TRY IT:
Print out all of the records exactly; no picture belongs in the result.

Items from a data source:

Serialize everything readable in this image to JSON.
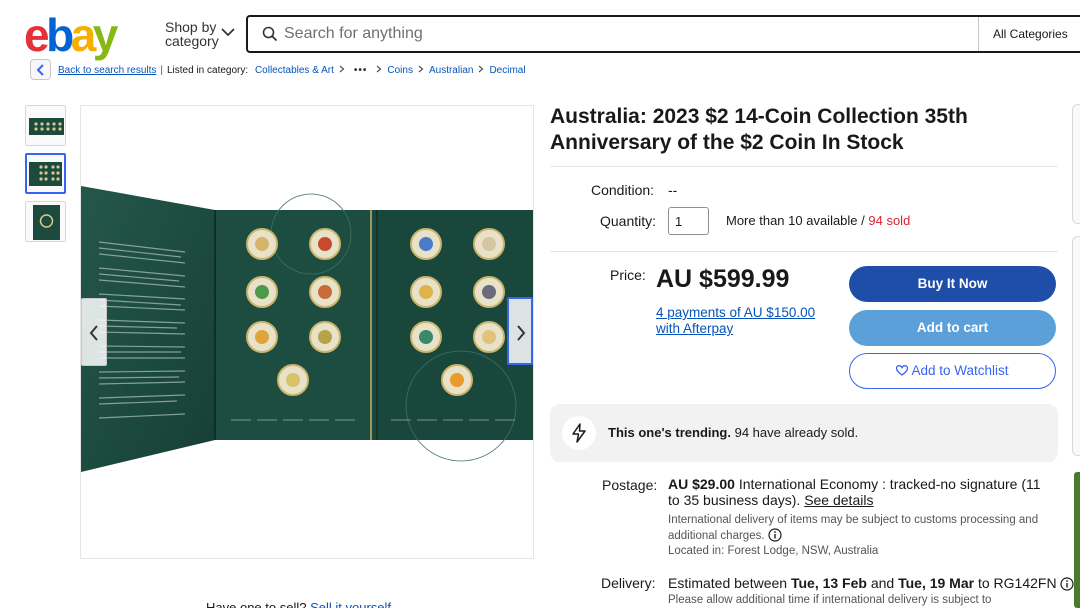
{
  "brand": {
    "logo_letters": [
      "e",
      "b",
      "a",
      "y"
    ],
    "logo_colors": [
      "#e53238",
      "#0064d2",
      "#f5af02",
      "#86b817"
    ]
  },
  "header": {
    "shop_by_line1": "Shop by",
    "shop_by_line2": "category",
    "search_placeholder": "Search for anything",
    "category_select": "All Categories"
  },
  "breadcrumb": {
    "back_label": "Back to search results",
    "listed_in": "Listed in category:",
    "items": [
      "Collectables & Art",
      "Coins",
      "Australian",
      "Decimal"
    ],
    "ellipsis": "•••"
  },
  "listing": {
    "title": "Australia: 2023 $2 14-Coin Collection 35th Anniversary of the $2 Coin In Stock",
    "condition_label": "Condition:",
    "condition_value": "--",
    "quantity_label": "Quantity:",
    "quantity_value": "1",
    "availability": "More than 10 available",
    "availability_sep": " / ",
    "sold": "94 sold",
    "price_label": "Price:",
    "price": "AU $599.99",
    "afterpay": "4 payments of AU $150.00 with Afterpay"
  },
  "actions": {
    "buy_now": "Buy It Now",
    "add_to_cart": "Add to cart",
    "add_to_watchlist": "Add to Watchlist"
  },
  "trending": {
    "bold": "This one's trending.",
    "text": " 94 have already sold."
  },
  "postage": {
    "label": "Postage:",
    "price": "AU $29.00",
    "service": " International Economy : tracked-no signature (11 to 35 business days).",
    "see_details": "See details",
    "customs_note": "International delivery of items may be subject to customs processing and additional charges.",
    "location": "Located in: Forest Lodge, NSW, Australia"
  },
  "delivery": {
    "label": "Delivery:",
    "prefix": "Estimated between ",
    "date1": "Tue, 13 Feb",
    "and": " and ",
    "date2": "Tue, 19 Mar",
    "suffix": " to RG142FN",
    "note": "Please allow additional time if international delivery is subject to"
  },
  "sell": {
    "text": "Have one to sell?",
    "link": "Sell it yourself"
  },
  "colors": {
    "accent_blue": "#3665f3",
    "buy_button": "#1f4ea8",
    "cart_button": "#5ba0d8",
    "sold_red": "#dd1e31",
    "folder_green": "#1c4a3e"
  }
}
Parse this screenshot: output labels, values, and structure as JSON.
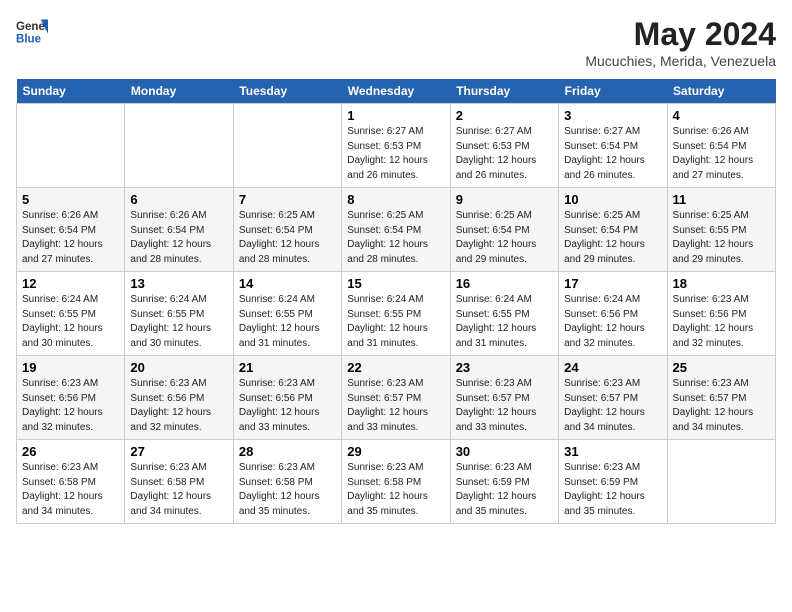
{
  "logo": {
    "general": "General",
    "blue": "Blue"
  },
  "header": {
    "month_year": "May 2024",
    "location": "Mucuchies, Merida, Venezuela"
  },
  "days_of_week": [
    "Sunday",
    "Monday",
    "Tuesday",
    "Wednesday",
    "Thursday",
    "Friday",
    "Saturday"
  ],
  "weeks": [
    [
      {
        "day": "",
        "info": ""
      },
      {
        "day": "",
        "info": ""
      },
      {
        "day": "",
        "info": ""
      },
      {
        "day": "1",
        "info": "Sunrise: 6:27 AM\nSunset: 6:53 PM\nDaylight: 12 hours\nand 26 minutes."
      },
      {
        "day": "2",
        "info": "Sunrise: 6:27 AM\nSunset: 6:53 PM\nDaylight: 12 hours\nand 26 minutes."
      },
      {
        "day": "3",
        "info": "Sunrise: 6:27 AM\nSunset: 6:54 PM\nDaylight: 12 hours\nand 26 minutes."
      },
      {
        "day": "4",
        "info": "Sunrise: 6:26 AM\nSunset: 6:54 PM\nDaylight: 12 hours\nand 27 minutes."
      }
    ],
    [
      {
        "day": "5",
        "info": "Sunrise: 6:26 AM\nSunset: 6:54 PM\nDaylight: 12 hours\nand 27 minutes."
      },
      {
        "day": "6",
        "info": "Sunrise: 6:26 AM\nSunset: 6:54 PM\nDaylight: 12 hours\nand 28 minutes."
      },
      {
        "day": "7",
        "info": "Sunrise: 6:25 AM\nSunset: 6:54 PM\nDaylight: 12 hours\nand 28 minutes."
      },
      {
        "day": "8",
        "info": "Sunrise: 6:25 AM\nSunset: 6:54 PM\nDaylight: 12 hours\nand 28 minutes."
      },
      {
        "day": "9",
        "info": "Sunrise: 6:25 AM\nSunset: 6:54 PM\nDaylight: 12 hours\nand 29 minutes."
      },
      {
        "day": "10",
        "info": "Sunrise: 6:25 AM\nSunset: 6:54 PM\nDaylight: 12 hours\nand 29 minutes."
      },
      {
        "day": "11",
        "info": "Sunrise: 6:25 AM\nSunset: 6:55 PM\nDaylight: 12 hours\nand 29 minutes."
      }
    ],
    [
      {
        "day": "12",
        "info": "Sunrise: 6:24 AM\nSunset: 6:55 PM\nDaylight: 12 hours\nand 30 minutes."
      },
      {
        "day": "13",
        "info": "Sunrise: 6:24 AM\nSunset: 6:55 PM\nDaylight: 12 hours\nand 30 minutes."
      },
      {
        "day": "14",
        "info": "Sunrise: 6:24 AM\nSunset: 6:55 PM\nDaylight: 12 hours\nand 31 minutes."
      },
      {
        "day": "15",
        "info": "Sunrise: 6:24 AM\nSunset: 6:55 PM\nDaylight: 12 hours\nand 31 minutes."
      },
      {
        "day": "16",
        "info": "Sunrise: 6:24 AM\nSunset: 6:55 PM\nDaylight: 12 hours\nand 31 minutes."
      },
      {
        "day": "17",
        "info": "Sunrise: 6:24 AM\nSunset: 6:56 PM\nDaylight: 12 hours\nand 32 minutes."
      },
      {
        "day": "18",
        "info": "Sunrise: 6:23 AM\nSunset: 6:56 PM\nDaylight: 12 hours\nand 32 minutes."
      }
    ],
    [
      {
        "day": "19",
        "info": "Sunrise: 6:23 AM\nSunset: 6:56 PM\nDaylight: 12 hours\nand 32 minutes."
      },
      {
        "day": "20",
        "info": "Sunrise: 6:23 AM\nSunset: 6:56 PM\nDaylight: 12 hours\nand 32 minutes."
      },
      {
        "day": "21",
        "info": "Sunrise: 6:23 AM\nSunset: 6:56 PM\nDaylight: 12 hours\nand 33 minutes."
      },
      {
        "day": "22",
        "info": "Sunrise: 6:23 AM\nSunset: 6:57 PM\nDaylight: 12 hours\nand 33 minutes."
      },
      {
        "day": "23",
        "info": "Sunrise: 6:23 AM\nSunset: 6:57 PM\nDaylight: 12 hours\nand 33 minutes."
      },
      {
        "day": "24",
        "info": "Sunrise: 6:23 AM\nSunset: 6:57 PM\nDaylight: 12 hours\nand 34 minutes."
      },
      {
        "day": "25",
        "info": "Sunrise: 6:23 AM\nSunset: 6:57 PM\nDaylight: 12 hours\nand 34 minutes."
      }
    ],
    [
      {
        "day": "26",
        "info": "Sunrise: 6:23 AM\nSunset: 6:58 PM\nDaylight: 12 hours\nand 34 minutes."
      },
      {
        "day": "27",
        "info": "Sunrise: 6:23 AM\nSunset: 6:58 PM\nDaylight: 12 hours\nand 34 minutes."
      },
      {
        "day": "28",
        "info": "Sunrise: 6:23 AM\nSunset: 6:58 PM\nDaylight: 12 hours\nand 35 minutes."
      },
      {
        "day": "29",
        "info": "Sunrise: 6:23 AM\nSunset: 6:58 PM\nDaylight: 12 hours\nand 35 minutes."
      },
      {
        "day": "30",
        "info": "Sunrise: 6:23 AM\nSunset: 6:59 PM\nDaylight: 12 hours\nand 35 minutes."
      },
      {
        "day": "31",
        "info": "Sunrise: 6:23 AM\nSunset: 6:59 PM\nDaylight: 12 hours\nand 35 minutes."
      },
      {
        "day": "",
        "info": ""
      }
    ]
  ]
}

SOLVED EXERCISE:
Serialize everything readable in this image to JSON.
{
  "brand": {
    "logo_letters": [
      "e",
      "b",
      "a",
      "y"
    ],
    "logo_colors": [
      "#e53238",
      "#0064d2",
      "#f5af02",
      "#86b817"
    ]
  },
  "header": {
    "shop_by_line1": "Shop by",
    "shop_by_line2": "category",
    "search_placeholder": "Search for anything",
    "category_select": "All Categories"
  },
  "breadcrumb": {
    "back_label": "Back to search results",
    "listed_in": "Listed in category:",
    "items": [
      "Collectables & Art",
      "Coins",
      "Australian",
      "Decimal"
    ],
    "ellipsis": "•••"
  },
  "listing": {
    "title": "Australia: 2023 $2 14-Coin Collection 35th Anniversary of the $2 Coin In Stock",
    "condition_label": "Condition:",
    "condition_value": "--",
    "quantity_label": "Quantity:",
    "quantity_value": "1",
    "availability": "More than 10 available",
    "availability_sep": " / ",
    "sold": "94 sold",
    "price_label": "Price:",
    "price": "AU $599.99",
    "afterpay": "4 payments of AU $150.00 with Afterpay"
  },
  "actions": {
    "buy_now": "Buy It Now",
    "add_to_cart": "Add to cart",
    "add_to_watchlist": "Add to Watchlist"
  },
  "trending": {
    "bold": "This one's trending.",
    "text": " 94 have already sold."
  },
  "postage": {
    "label": "Postage:",
    "price": "AU $29.00",
    "service": " International Economy : tracked-no signature (11 to 35 business days).",
    "see_details": "See details",
    "customs_note": "International delivery of items may be subject to customs processing and additional charges.",
    "location": "Located in: Forest Lodge, NSW, Australia"
  },
  "delivery": {
    "label": "Delivery:",
    "prefix": "Estimated between ",
    "date1": "Tue, 13 Feb",
    "and": " and ",
    "date2": "Tue, 19 Mar",
    "suffix": " to RG142FN",
    "note": "Please allow additional time if international delivery is subject to"
  },
  "sell": {
    "text": "Have one to sell?",
    "link": "Sell it yourself"
  },
  "colors": {
    "accent_blue": "#3665f3",
    "buy_button": "#1f4ea8",
    "cart_button": "#5ba0d8",
    "sold_red": "#dd1e31",
    "folder_green": "#1c4a3e"
  }
}
Parse this screenshot: output labels, values, and structure as JSON.
{
  "logo": {
    "general": "General",
    "blue": "Blue"
  },
  "header": {
    "month_year": "May 2024",
    "location": "Mucuchies, Merida, Venezuela"
  },
  "days_of_week": [
    "Sunday",
    "Monday",
    "Tuesday",
    "Wednesday",
    "Thursday",
    "Friday",
    "Saturday"
  ],
  "weeks": [
    [
      {
        "day": "",
        "info": ""
      },
      {
        "day": "",
        "info": ""
      },
      {
        "day": "",
        "info": ""
      },
      {
        "day": "1",
        "info": "Sunrise: 6:27 AM\nSunset: 6:53 PM\nDaylight: 12 hours\nand 26 minutes."
      },
      {
        "day": "2",
        "info": "Sunrise: 6:27 AM\nSunset: 6:53 PM\nDaylight: 12 hours\nand 26 minutes."
      },
      {
        "day": "3",
        "info": "Sunrise: 6:27 AM\nSunset: 6:54 PM\nDaylight: 12 hours\nand 26 minutes."
      },
      {
        "day": "4",
        "info": "Sunrise: 6:26 AM\nSunset: 6:54 PM\nDaylight: 12 hours\nand 27 minutes."
      }
    ],
    [
      {
        "day": "5",
        "info": "Sunrise: 6:26 AM\nSunset: 6:54 PM\nDaylight: 12 hours\nand 27 minutes."
      },
      {
        "day": "6",
        "info": "Sunrise: 6:26 AM\nSunset: 6:54 PM\nDaylight: 12 hours\nand 28 minutes."
      },
      {
        "day": "7",
        "info": "Sunrise: 6:25 AM\nSunset: 6:54 PM\nDaylight: 12 hours\nand 28 minutes."
      },
      {
        "day": "8",
        "info": "Sunrise: 6:25 AM\nSunset: 6:54 PM\nDaylight: 12 hours\nand 28 minutes."
      },
      {
        "day": "9",
        "info": "Sunrise: 6:25 AM\nSunset: 6:54 PM\nDaylight: 12 hours\nand 29 minutes."
      },
      {
        "day": "10",
        "info": "Sunrise: 6:25 AM\nSunset: 6:54 PM\nDaylight: 12 hours\nand 29 minutes."
      },
      {
        "day": "11",
        "info": "Sunrise: 6:25 AM\nSunset: 6:55 PM\nDaylight: 12 hours\nand 29 minutes."
      }
    ],
    [
      {
        "day": "12",
        "info": "Sunrise: 6:24 AM\nSunset: 6:55 PM\nDaylight: 12 hours\nand 30 minutes."
      },
      {
        "day": "13",
        "info": "Sunrise: 6:24 AM\nSunset: 6:55 PM\nDaylight: 12 hours\nand 30 minutes."
      },
      {
        "day": "14",
        "info": "Sunrise: 6:24 AM\nSunset: 6:55 PM\nDaylight: 12 hours\nand 31 minutes."
      },
      {
        "day": "15",
        "info": "Sunrise: 6:24 AM\nSunset: 6:55 PM\nDaylight: 12 hours\nand 31 minutes."
      },
      {
        "day": "16",
        "info": "Sunrise: 6:24 AM\nSunset: 6:55 PM\nDaylight: 12 hours\nand 31 minutes."
      },
      {
        "day": "17",
        "info": "Sunrise: 6:24 AM\nSunset: 6:56 PM\nDaylight: 12 hours\nand 32 minutes."
      },
      {
        "day": "18",
        "info": "Sunrise: 6:23 AM\nSunset: 6:56 PM\nDaylight: 12 hours\nand 32 minutes."
      }
    ],
    [
      {
        "day": "19",
        "info": "Sunrise: 6:23 AM\nSunset: 6:56 PM\nDaylight: 12 hours\nand 32 minutes."
      },
      {
        "day": "20",
        "info": "Sunrise: 6:23 AM\nSunset: 6:56 PM\nDaylight: 12 hours\nand 32 minutes."
      },
      {
        "day": "21",
        "info": "Sunrise: 6:23 AM\nSunset: 6:56 PM\nDaylight: 12 hours\nand 33 minutes."
      },
      {
        "day": "22",
        "info": "Sunrise: 6:23 AM\nSunset: 6:57 PM\nDaylight: 12 hours\nand 33 minutes."
      },
      {
        "day": "23",
        "info": "Sunrise: 6:23 AM\nSunset: 6:57 PM\nDaylight: 12 hours\nand 33 minutes."
      },
      {
        "day": "24",
        "info": "Sunrise: 6:23 AM\nSunset: 6:57 PM\nDaylight: 12 hours\nand 34 minutes."
      },
      {
        "day": "25",
        "info": "Sunrise: 6:23 AM\nSunset: 6:57 PM\nDaylight: 12 hours\nand 34 minutes."
      }
    ],
    [
      {
        "day": "26",
        "info": "Sunrise: 6:23 AM\nSunset: 6:58 PM\nDaylight: 12 hours\nand 34 minutes."
      },
      {
        "day": "27",
        "info": "Sunrise: 6:23 AM\nSunset: 6:58 PM\nDaylight: 12 hours\nand 34 minutes."
      },
      {
        "day": "28",
        "info": "Sunrise: 6:23 AM\nSunset: 6:58 PM\nDaylight: 12 hours\nand 35 minutes."
      },
      {
        "day": "29",
        "info": "Sunrise: 6:23 AM\nSunset: 6:58 PM\nDaylight: 12 hours\nand 35 minutes."
      },
      {
        "day": "30",
        "info": "Sunrise: 6:23 AM\nSunset: 6:59 PM\nDaylight: 12 hours\nand 35 minutes."
      },
      {
        "day": "31",
        "info": "Sunrise: 6:23 AM\nSunset: 6:59 PM\nDaylight: 12 hours\nand 35 minutes."
      },
      {
        "day": "",
        "info": ""
      }
    ]
  ]
}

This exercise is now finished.